BEGIN
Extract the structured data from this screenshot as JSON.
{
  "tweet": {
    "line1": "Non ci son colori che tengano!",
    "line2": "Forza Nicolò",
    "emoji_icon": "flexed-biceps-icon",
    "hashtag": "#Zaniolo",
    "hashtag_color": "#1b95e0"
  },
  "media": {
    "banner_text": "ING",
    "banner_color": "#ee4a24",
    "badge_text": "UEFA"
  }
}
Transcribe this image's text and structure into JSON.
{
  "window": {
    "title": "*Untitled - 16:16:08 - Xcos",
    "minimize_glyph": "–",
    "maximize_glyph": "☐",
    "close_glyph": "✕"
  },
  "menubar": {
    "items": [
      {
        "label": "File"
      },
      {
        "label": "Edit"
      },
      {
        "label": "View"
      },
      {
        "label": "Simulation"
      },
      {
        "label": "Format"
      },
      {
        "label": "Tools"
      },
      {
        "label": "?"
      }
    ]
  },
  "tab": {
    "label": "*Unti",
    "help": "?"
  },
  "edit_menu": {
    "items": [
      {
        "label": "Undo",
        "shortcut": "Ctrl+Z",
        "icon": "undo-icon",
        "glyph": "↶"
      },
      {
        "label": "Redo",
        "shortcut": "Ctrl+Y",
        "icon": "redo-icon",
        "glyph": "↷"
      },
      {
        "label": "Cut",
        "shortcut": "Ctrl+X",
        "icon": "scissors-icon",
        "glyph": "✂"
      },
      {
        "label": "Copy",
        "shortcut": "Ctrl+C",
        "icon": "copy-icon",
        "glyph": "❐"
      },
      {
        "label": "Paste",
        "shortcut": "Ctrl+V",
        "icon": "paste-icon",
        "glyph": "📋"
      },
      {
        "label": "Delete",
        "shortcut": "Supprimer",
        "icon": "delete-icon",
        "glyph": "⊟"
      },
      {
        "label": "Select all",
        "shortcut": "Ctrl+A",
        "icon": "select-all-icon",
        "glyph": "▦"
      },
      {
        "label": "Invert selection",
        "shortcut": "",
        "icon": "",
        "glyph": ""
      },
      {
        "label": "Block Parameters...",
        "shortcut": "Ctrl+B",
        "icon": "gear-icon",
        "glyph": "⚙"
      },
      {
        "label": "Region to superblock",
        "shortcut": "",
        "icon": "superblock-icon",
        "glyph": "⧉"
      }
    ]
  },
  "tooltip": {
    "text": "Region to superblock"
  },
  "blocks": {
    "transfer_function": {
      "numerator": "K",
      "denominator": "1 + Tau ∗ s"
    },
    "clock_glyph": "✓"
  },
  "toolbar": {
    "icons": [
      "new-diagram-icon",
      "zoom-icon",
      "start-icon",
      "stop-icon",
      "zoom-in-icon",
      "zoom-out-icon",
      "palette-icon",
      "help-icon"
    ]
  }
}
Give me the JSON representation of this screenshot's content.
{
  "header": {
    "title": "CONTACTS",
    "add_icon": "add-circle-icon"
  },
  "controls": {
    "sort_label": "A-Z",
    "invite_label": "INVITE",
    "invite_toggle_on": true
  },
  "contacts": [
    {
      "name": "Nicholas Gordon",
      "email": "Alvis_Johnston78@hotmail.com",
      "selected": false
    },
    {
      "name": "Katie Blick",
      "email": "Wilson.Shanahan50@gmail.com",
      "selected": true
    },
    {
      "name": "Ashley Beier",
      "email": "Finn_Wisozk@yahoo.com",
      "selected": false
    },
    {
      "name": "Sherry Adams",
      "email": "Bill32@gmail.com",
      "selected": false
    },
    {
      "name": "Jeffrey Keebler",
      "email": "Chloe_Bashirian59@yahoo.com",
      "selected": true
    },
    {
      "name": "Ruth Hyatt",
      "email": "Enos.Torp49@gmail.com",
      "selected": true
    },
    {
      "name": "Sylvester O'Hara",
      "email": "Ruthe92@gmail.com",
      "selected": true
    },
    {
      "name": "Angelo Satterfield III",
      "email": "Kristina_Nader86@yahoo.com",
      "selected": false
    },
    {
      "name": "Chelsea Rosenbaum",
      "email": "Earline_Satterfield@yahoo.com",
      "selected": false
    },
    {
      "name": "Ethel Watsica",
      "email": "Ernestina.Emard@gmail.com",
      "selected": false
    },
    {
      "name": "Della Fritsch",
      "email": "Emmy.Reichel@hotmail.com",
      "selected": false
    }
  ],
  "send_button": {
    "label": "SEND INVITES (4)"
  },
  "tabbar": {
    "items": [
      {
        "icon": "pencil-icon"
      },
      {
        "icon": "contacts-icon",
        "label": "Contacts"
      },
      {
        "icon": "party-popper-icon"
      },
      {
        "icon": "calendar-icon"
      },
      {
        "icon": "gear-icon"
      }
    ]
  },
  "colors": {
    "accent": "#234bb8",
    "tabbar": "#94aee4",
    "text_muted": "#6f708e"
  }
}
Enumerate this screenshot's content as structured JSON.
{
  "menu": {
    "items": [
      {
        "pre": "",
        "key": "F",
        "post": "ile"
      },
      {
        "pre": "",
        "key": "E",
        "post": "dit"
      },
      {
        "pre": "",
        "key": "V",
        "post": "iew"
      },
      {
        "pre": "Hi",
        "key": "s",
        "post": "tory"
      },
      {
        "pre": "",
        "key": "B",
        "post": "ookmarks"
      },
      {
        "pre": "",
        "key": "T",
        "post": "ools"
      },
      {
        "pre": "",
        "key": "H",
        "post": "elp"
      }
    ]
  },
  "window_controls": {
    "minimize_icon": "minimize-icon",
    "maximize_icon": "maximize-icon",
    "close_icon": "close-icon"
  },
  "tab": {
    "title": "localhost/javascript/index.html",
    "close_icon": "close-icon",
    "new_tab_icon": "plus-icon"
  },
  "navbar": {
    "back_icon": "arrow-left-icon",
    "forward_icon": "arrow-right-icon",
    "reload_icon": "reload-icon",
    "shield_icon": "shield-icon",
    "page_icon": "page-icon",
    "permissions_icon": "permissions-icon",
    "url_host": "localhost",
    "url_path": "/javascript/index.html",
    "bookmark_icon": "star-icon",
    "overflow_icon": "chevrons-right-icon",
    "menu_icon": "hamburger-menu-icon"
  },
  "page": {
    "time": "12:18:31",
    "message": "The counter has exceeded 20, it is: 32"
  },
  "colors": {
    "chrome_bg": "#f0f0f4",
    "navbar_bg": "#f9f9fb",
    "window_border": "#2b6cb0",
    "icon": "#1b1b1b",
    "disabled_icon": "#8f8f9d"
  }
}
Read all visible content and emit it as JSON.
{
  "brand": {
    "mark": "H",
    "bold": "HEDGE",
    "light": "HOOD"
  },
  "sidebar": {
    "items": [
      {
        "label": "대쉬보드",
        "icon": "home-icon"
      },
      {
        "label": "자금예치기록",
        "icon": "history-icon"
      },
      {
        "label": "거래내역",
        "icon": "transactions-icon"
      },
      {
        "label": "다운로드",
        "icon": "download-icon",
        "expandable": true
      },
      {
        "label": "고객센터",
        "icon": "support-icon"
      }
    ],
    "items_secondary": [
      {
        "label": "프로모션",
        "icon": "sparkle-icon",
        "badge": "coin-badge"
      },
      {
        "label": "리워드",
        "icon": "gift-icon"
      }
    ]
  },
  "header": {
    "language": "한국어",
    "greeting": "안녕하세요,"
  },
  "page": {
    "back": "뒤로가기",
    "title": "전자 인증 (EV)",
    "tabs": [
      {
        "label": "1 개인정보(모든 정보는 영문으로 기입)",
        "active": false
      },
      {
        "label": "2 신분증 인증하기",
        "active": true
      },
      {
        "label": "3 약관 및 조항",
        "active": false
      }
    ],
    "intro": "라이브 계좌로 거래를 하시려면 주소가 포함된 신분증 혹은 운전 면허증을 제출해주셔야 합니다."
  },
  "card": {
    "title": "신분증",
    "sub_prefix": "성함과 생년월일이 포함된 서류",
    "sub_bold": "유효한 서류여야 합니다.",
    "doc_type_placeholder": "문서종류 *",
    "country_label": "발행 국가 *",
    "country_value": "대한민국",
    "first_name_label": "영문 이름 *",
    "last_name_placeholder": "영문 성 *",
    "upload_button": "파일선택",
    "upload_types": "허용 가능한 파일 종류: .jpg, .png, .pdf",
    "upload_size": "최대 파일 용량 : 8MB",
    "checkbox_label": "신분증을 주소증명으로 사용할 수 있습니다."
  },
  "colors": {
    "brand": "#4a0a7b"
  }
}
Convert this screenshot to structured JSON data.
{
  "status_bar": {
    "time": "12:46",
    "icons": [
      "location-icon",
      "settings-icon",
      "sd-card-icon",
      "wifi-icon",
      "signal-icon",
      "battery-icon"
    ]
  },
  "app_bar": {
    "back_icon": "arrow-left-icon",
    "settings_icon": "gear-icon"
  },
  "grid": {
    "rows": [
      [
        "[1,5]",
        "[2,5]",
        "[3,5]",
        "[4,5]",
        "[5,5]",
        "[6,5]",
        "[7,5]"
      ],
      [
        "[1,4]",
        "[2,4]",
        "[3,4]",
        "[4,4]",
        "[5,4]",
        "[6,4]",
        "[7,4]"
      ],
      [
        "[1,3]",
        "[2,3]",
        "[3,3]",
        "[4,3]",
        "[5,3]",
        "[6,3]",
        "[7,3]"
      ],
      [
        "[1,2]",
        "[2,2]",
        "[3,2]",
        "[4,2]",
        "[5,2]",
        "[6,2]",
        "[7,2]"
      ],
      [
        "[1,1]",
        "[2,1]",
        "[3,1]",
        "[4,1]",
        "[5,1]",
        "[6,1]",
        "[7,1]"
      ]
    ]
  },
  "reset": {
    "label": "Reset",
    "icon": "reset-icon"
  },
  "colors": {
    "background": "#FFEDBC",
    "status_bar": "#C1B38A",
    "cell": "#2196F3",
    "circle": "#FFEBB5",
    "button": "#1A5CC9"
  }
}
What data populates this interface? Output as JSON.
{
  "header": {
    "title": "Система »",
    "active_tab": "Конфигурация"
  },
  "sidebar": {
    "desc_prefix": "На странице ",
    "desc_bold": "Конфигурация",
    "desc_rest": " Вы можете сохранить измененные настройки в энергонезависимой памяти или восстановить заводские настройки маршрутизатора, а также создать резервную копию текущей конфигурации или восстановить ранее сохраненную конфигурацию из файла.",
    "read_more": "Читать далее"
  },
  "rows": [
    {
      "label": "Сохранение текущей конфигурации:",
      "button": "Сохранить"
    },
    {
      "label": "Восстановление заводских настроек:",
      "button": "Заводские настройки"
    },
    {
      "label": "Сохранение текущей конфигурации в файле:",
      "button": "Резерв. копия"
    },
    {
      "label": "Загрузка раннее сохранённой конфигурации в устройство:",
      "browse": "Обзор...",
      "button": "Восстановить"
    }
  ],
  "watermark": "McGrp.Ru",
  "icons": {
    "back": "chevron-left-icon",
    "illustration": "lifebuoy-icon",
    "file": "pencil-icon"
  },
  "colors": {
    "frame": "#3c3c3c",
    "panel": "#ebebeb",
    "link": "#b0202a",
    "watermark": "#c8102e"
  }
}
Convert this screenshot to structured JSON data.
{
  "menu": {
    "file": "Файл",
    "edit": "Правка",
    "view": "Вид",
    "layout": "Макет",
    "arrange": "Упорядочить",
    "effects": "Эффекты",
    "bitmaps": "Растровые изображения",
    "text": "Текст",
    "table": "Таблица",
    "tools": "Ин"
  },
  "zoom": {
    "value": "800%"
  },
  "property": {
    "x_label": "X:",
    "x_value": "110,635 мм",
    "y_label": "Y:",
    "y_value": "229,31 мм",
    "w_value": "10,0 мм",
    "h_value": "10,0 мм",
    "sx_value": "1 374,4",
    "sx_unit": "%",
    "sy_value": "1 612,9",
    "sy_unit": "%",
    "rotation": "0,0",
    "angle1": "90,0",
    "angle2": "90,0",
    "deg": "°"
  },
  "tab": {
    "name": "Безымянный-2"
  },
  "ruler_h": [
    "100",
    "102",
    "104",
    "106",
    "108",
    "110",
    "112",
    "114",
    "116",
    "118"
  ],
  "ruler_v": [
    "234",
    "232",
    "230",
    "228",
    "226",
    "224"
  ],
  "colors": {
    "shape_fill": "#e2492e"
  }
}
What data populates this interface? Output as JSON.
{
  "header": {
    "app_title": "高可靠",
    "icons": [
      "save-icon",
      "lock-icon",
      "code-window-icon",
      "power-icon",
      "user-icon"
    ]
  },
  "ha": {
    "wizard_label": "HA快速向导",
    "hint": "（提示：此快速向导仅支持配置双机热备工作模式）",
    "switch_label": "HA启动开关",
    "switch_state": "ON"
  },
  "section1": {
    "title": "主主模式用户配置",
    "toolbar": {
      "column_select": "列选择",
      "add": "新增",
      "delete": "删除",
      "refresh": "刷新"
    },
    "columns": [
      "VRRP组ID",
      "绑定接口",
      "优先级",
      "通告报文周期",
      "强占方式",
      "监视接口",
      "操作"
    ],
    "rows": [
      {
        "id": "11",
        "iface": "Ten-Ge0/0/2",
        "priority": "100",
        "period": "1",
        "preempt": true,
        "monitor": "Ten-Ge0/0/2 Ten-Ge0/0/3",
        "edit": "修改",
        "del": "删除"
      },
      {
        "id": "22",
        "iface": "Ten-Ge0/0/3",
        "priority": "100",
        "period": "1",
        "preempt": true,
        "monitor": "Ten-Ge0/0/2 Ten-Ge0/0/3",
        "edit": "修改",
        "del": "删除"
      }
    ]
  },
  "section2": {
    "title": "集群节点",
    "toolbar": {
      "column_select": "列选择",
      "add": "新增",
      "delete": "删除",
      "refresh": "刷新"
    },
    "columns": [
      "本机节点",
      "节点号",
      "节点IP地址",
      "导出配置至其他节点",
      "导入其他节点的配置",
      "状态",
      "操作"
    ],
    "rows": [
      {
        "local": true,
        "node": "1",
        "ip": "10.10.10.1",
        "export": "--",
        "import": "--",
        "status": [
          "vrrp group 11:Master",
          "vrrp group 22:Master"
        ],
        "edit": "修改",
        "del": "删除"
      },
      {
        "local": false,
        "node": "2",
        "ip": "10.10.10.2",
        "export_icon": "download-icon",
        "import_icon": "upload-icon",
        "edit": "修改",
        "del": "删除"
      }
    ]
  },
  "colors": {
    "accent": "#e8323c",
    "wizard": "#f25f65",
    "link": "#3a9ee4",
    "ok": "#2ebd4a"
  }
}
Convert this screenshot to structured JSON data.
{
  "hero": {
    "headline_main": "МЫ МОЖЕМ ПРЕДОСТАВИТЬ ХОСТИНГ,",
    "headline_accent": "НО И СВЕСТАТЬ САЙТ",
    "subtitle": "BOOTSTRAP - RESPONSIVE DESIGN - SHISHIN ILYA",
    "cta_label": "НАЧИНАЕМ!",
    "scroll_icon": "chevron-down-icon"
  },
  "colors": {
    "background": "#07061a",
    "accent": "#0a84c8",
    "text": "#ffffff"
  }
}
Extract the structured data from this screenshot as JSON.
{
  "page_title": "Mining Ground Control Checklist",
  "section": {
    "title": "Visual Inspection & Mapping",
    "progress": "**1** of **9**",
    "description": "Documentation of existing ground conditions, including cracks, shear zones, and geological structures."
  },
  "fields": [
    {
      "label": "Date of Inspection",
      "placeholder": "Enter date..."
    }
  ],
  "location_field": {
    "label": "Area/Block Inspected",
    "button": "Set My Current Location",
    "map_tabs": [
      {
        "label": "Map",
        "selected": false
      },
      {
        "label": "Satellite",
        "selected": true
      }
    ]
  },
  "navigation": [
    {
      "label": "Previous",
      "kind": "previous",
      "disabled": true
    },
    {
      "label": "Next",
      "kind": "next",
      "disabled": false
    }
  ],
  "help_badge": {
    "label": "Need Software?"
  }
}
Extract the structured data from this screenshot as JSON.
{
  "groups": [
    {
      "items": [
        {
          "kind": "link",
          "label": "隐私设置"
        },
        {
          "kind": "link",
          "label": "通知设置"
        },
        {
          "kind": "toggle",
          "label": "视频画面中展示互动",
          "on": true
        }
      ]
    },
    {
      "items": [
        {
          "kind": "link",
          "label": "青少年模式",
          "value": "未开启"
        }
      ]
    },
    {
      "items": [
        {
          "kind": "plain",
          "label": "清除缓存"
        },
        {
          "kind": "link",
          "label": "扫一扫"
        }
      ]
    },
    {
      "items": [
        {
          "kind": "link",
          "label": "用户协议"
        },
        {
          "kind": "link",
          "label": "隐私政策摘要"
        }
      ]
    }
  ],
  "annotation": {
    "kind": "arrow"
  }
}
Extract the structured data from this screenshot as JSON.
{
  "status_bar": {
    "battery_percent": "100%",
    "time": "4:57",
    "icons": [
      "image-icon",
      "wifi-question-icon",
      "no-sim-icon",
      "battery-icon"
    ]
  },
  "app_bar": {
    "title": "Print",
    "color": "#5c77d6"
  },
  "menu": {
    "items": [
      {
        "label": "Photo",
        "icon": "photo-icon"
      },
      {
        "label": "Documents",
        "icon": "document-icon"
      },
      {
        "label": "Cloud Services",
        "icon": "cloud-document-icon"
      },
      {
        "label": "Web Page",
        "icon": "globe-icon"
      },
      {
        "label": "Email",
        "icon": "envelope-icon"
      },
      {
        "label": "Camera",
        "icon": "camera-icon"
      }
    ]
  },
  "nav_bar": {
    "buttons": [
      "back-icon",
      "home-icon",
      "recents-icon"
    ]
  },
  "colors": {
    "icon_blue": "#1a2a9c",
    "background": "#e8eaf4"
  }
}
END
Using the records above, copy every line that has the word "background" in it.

    "background": "#FFEDBC",
    "background": "#07061a",
    "background": "#e8eaf4"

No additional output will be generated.